In terms of animation, Lovely Complex is good. It doesn’t break any new ground, but the animation quality is consistent, and remains so through out the run of the show. The character designs are solid and well done, with each being unique, and easy to remember. While it may not be the most amazing thing you’ve ever laid eyes on, it is all well made, something I can’t say about every would be romantic comedy. (cough*DearS*cough)
Konosuke Uda served as the series director, and if you aren’t familiar with him, he’s the series director for One Piece. He’s also directed several of the One Piece films. Basically, he’s the One Piece guy, since that show doesn’t leave him a lot of time to do much of anything else. Which is great for One Piece fans, but kinda sad for the rest of us, since Uda is a damn fine director, and knows just what a scene needs, and how to get it.
Script work was handled by Takashi Yamada, who has an extensive list of credits, almost none of which I’ve ever heard of. She did a lot of script work for InuYasha over the series run, but wasn’t the head writer for the show. Still, he seems to be a pretty successful script writer, and what little I’ve seen of his work backs that up. Lovely Complex is a well written show, with surprising depth, good comedy, and well handled characters. Yamada definitely took the manga and did well with it.
The music was arranged by Hironosuke Sato. This is the only anime Sato has ever worked on. So, can’t really say if this is typical of his work or not. The music is decent, but like the animation, doesn’t break any new ground, or do anything amazing. It’s just good, and fits whatever is happening on screen.
Which is another thing about this show that kind of left me surprised at how much I enjoyed it. Nothing about it should work. Everything is just okay, with a few exceptions. Yet, somehow, it not only works, but really is enjoyable.
Deals with Elder Gods really work, kids. Remember that.
One last thing of interest. Everyone on the show speaks in the Kansai-ben accent, the dialect spoken in Osaka, which any anime fan knows is frequently compared to the southern twang of the States. The show employed almost entirely Osakan voice actors, as well, in order to make sure the accent was correct, since the show itself is set in Osaka.
That’s going the extra step. That’s worth noting, and is admirable.
Lovely Complex is a really weird show, guys. Nothing about it should work, yet it all does, and produces a really fun, engaging, and enjoyable romantic comedy experience.
It’s kinda like how Danny Strong, the actor who played Johnathon on Buffy The Vampire Slayer, ended up being an Emmy winning writer.
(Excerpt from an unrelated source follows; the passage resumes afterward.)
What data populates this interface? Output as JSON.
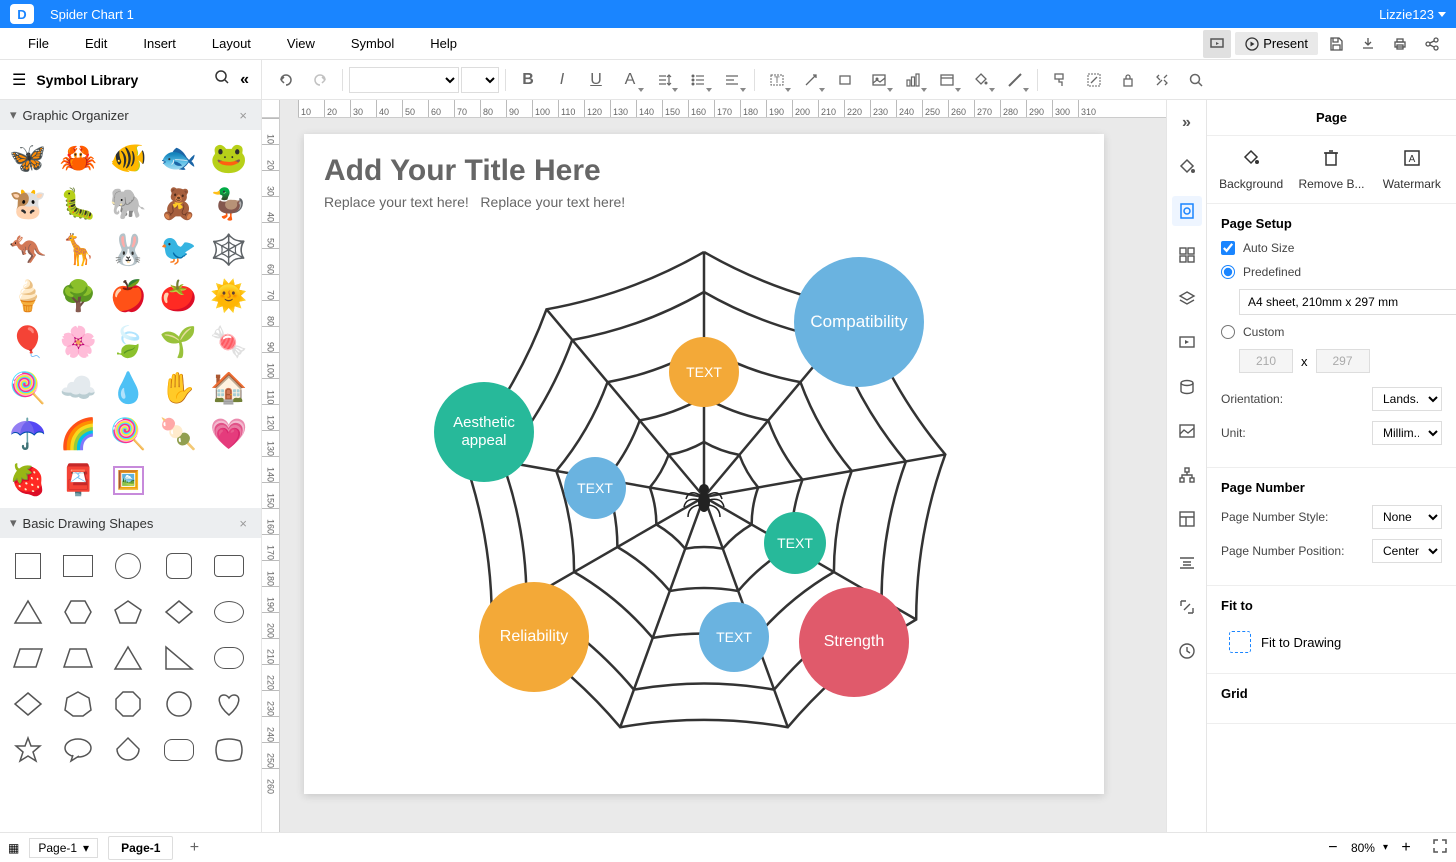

Feeding your soul to the Hellmouth does come with rewards, and I think Lovely Complex is further proof of that.
Go evil, guys. It pays better.